For the collection: 'Life in the time of #COVID'
I’m not going to get the virus. And if I do get it, I’m going to recover. I’m not going to die. Are you kidding me?
So why, then, when I wake up in the middle of the night with a stuffed nose, do I go into a small panic? I imagine trembling with chills, drowning my sheets with sweat, whatever the terrifying feeling is of not being able to breathe. What will I do? Where will I go? Will there be equipment to help me? Or will I actually close my eyes, surrender, and die?
I never get sick, I tell my family. But they remind me that I do, that I ended up in the hospital last year with epiglottitis, my throat on fire, my saliva accumulating in my mouth until I had to spit it into a tissue. A smart ENT doc admitted me to the hospital, where I was quickly hooked up to IV antibiotics and, I think, steroids, and two days later I headed home. But where did that come from – the minor sore throat that escalated in mere days? I was fine until I wasn’t.
I bring myself to easy tears when I think about dying and leaving my daughters behind. I know they will miss me terribly, but I cry because of how much I will miss them. I feel that loss even as I write this sentence.
I ask my husband, Paul, how much longer he thinks we’ll be living like this – isolated, masked, afraid. But then I remember, I’m not going to get sick. And Paul says he’s not either. Good for us. We aren’t going to die.
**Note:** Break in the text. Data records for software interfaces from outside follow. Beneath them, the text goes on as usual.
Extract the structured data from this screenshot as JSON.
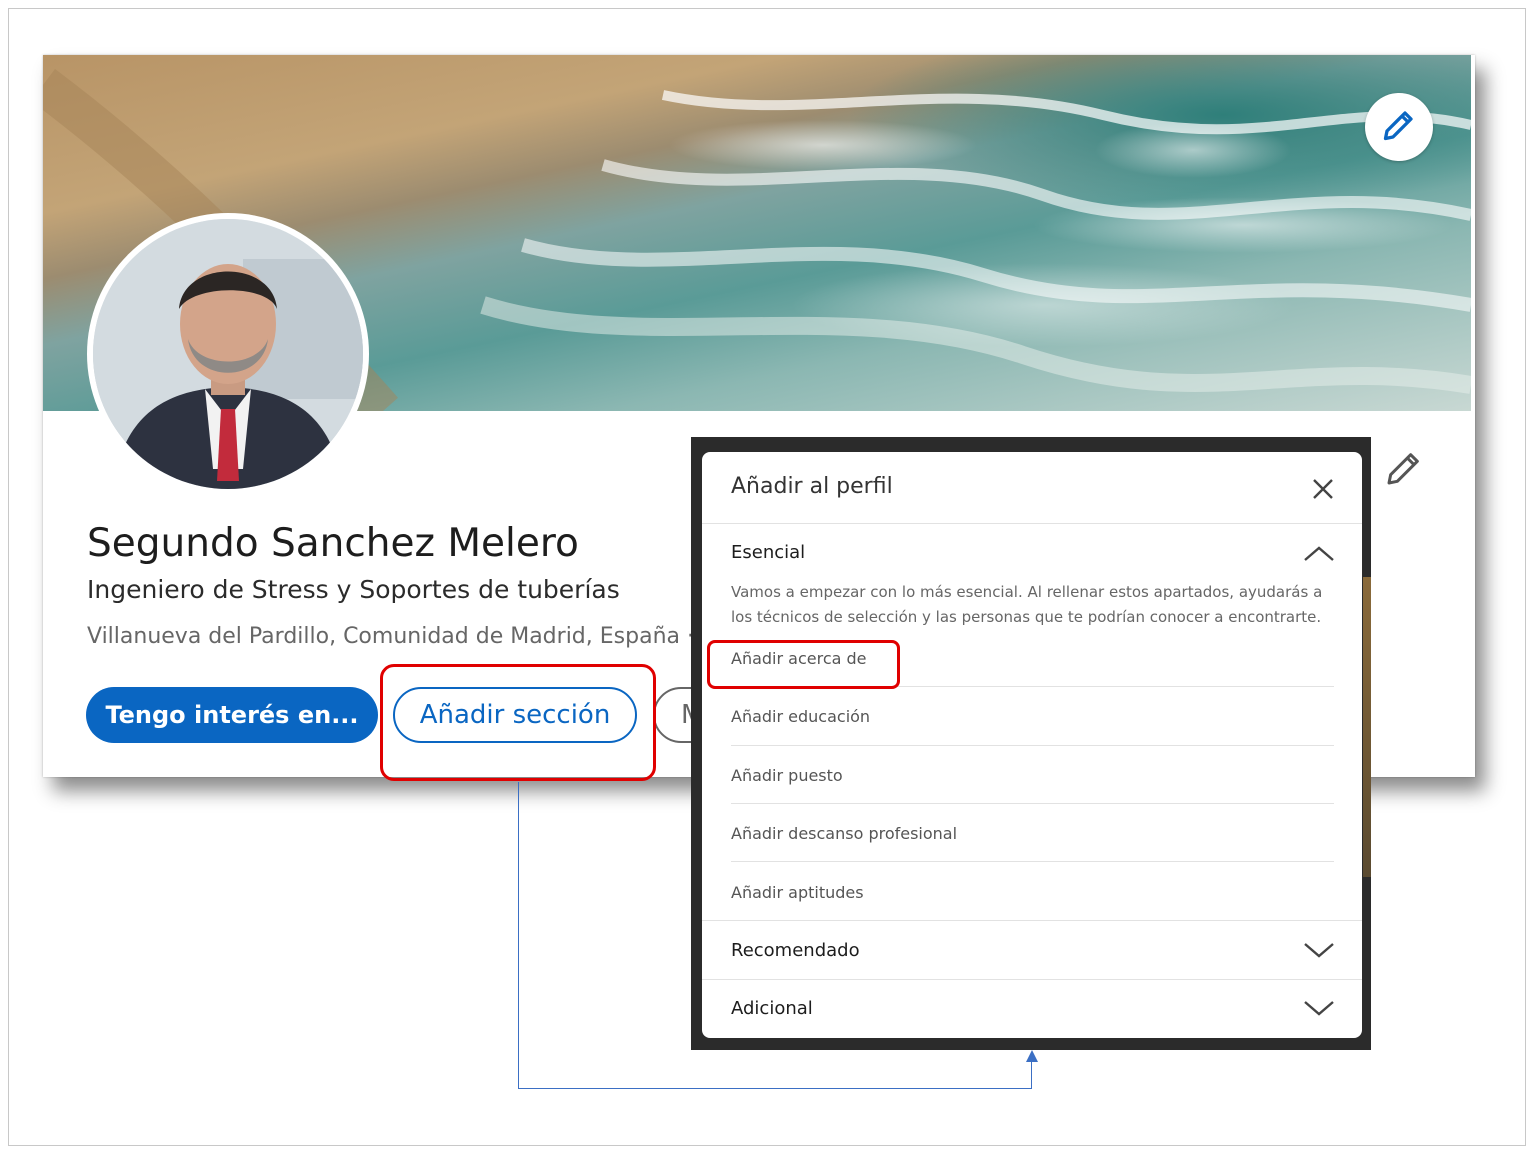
{
  "profile": {
    "name": "Segundo Sanchez Melero",
    "headline": "Ingeniero de Stress y Soportes de tuberías",
    "location": "Villanueva del Pardillo, Comunidad de Madrid, España ·",
    "buttons": {
      "primary": "Tengo interés en...",
      "secondary": "Añadir sección",
      "more": "M"
    },
    "colors": {
      "accent": "#0a66c2",
      "highlight": "#e00000",
      "connector": "#3b6fc4"
    }
  },
  "dialog": {
    "title": "Añadir al perfil",
    "sections": [
      {
        "label": "Esencial",
        "expanded": true,
        "description": "Vamos a empezar con lo más esencial. Al rellenar estos apartados, ayudarás a los técnicos de selección y las personas que te podrían conocer a encontrarte.",
        "items": [
          "Añadir acerca de",
          "Añadir educación",
          "Añadir puesto",
          "Añadir descanso profesional",
          "Añadir aptitudes"
        ]
      },
      {
        "label": "Recomendado",
        "expanded": false
      },
      {
        "label": "Adicional",
        "expanded": false
      }
    ]
  },
  "icons": {
    "banner_edit": "pencil-icon",
    "card_edit": "pencil-icon",
    "close": "close-icon",
    "expand": "chevron-up-icon",
    "collapse": "chevron-down-icon"
  }
}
Susan Hodara is a journalist, memoirist and educator. Her articles have appeared in The New York Times, Communication Arts, Harvard Magazine and more. Her short memoirs have been published in a variety of anthologies and literary journals. Hodara is co-author with three other women of “Still Here Thinking of You: A Second Chance With Our Mothers” (Big Table Publishing, 2013), a collaborative memoir about their mothers. More at www.susanhodara.com.